Another advantage of having that second screen is having that second screen..! It can be set up to mirror the main display or, as I prefer, to work as an additional screen. So the way I love to work now is to paint on the Cintiq and put image references, photoshop panels or just some youtube videos on the main screen and make use of that additional space to either free up space from my painting canvas or to simply entertain me in the background while I paint or draw. Its totally awesome, useful and if used right can speed up the working process. 

Many reviews I read mentioned that the Cintiq will not make you a better artist and in general I agree. However, what I definitely feel is that it allows me to better tap into my artistic capabilities and is helping me to get out the things I want to do more easily, simply because of the more intuitive workflow that lets me focus on what I want to do, rather than on coordinating my hand on the tablet surface or pushing the right buttons. Its all there and it works great!

Final verdict

Whether you should spend a thousand bucks on the Cintiq depends on how you like to work. If you're new to digital painting there are ways to get the Cintiq experience in a way without making a huge investment right away. If you have an iPad or another tablet, I recommend buying something like the great sketchbook pro app and buying a good stylus pen like the "Jot Pro" for example which, despite its lack of pressure levels gets out pretty precise, nice looking lines. So if you're uncertain and you happen to have a tablet, I recommend you try that out for a while first and see how you like it.

Alternatively, get a Wacom Bamboo or an entry level Intuos model. Many professionals seem to prefer those over the Cintiq version or at least use both. So maybe the Intuos will work just fine for you and it can also be seen as an advantage of not covering part of the image with your hand. 

That being said, if you are considering buying the Cintiq and you have the cash to spend, I absolutely recommend it.

I hope you found this review useful. I'd be happy to hear your thoughts and experiences with the Cintiq. Feel free to like and comment!

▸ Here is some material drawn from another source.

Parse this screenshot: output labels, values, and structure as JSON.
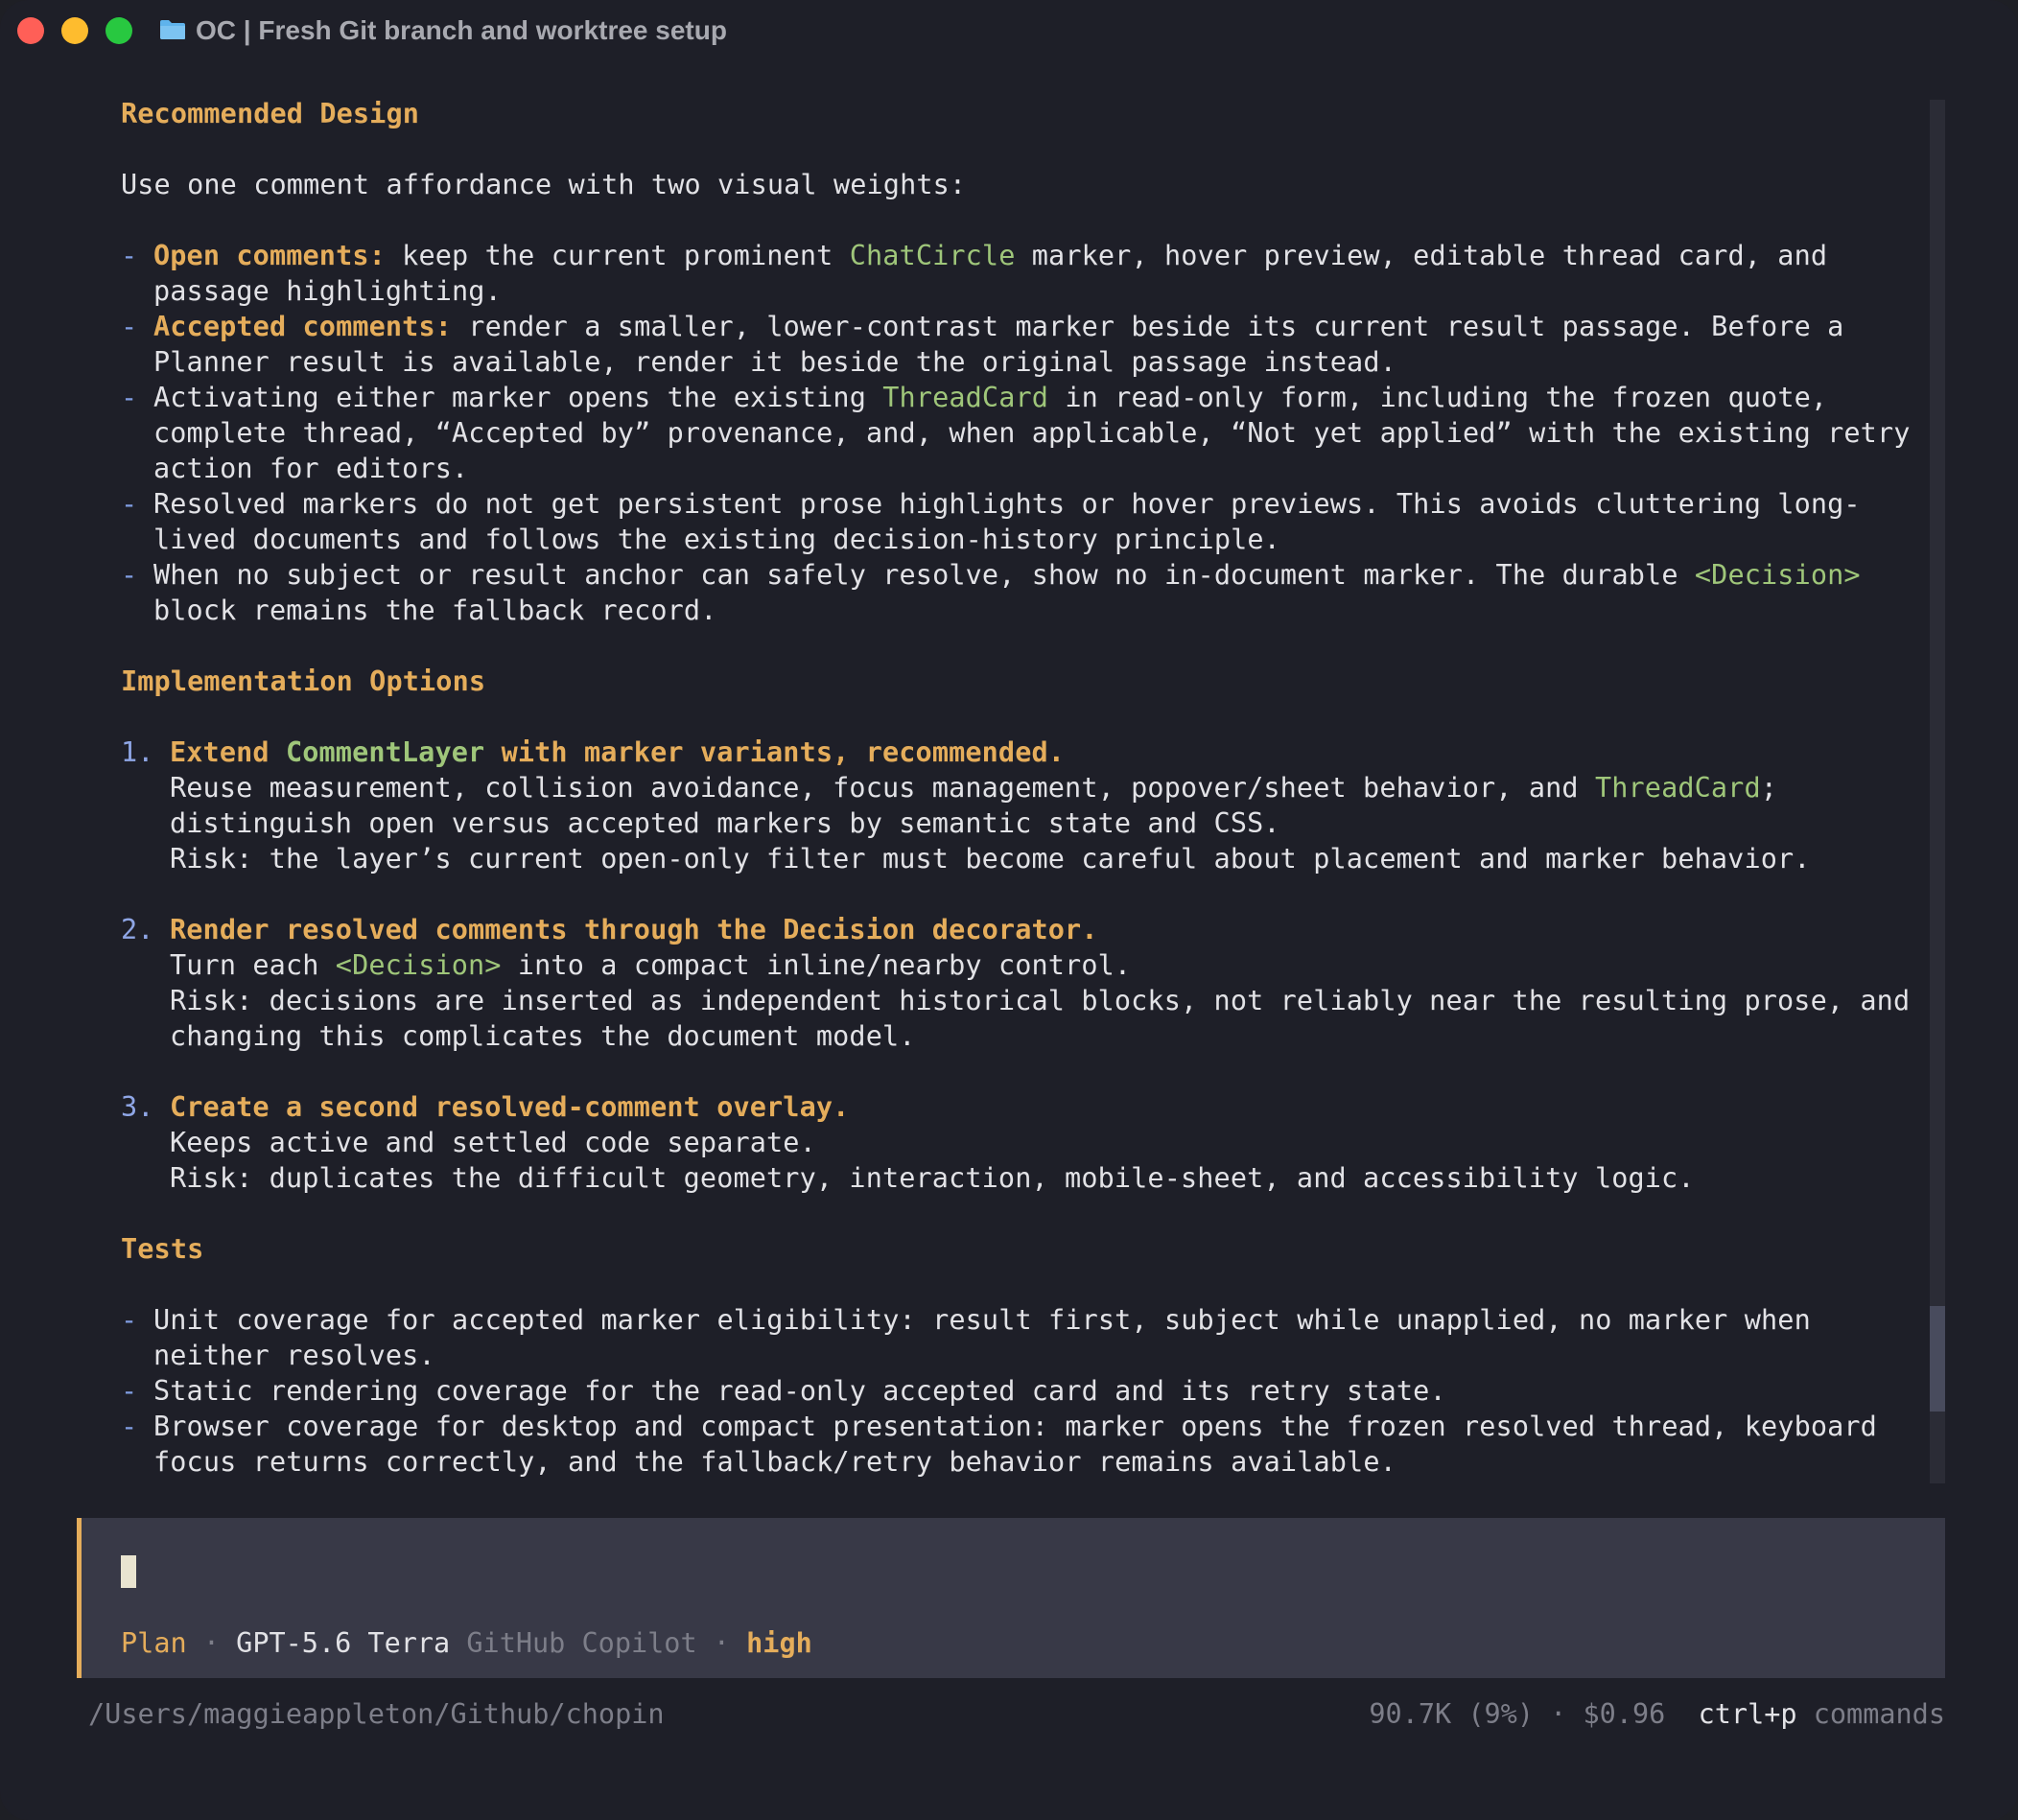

Digital painting

Inspired by the many great video tutorials and images by Mr Feng Zhu I started my first try in digital painting. After starting with a series of quick sketches I chose the most interesting scene to take to digital.

Asian style castle designs

After taking the scan to Photoshop and spending a few hours getting used to proper painting with the Wacom Intuos 4, first progress was visible. I was especially happy with the way the clouds turned out.

Black and white to check values, as the master taught...

The lanterns were an important element of the design. They were put in place to draw the viewers eyes to the tower as main selling point first. Initially the guard standing by the doorway was supposed to be the reference for scale of the structure, but was later replaced by our hero arriving at the tower.

Adding in the lanterns as indicated of the original design

Unfortunately there are no more progress images. Between the previous and final image, the overall size of the composition was increased to fit the standard movie widescreen format and the canvas flipped. Also, I discovered some nice tree and grass brushes that helped to add more detail to the grass and trees. Also, it seemed more suitable to introduce the massive oak door for this defensive structure, rather than the open entrance. The hero was introduced last. Finding the right design was a bit of a struggle and the thing I am least happy with. However, it helps to establish the scale and a bit of story. For a first shot I am very happy with the design.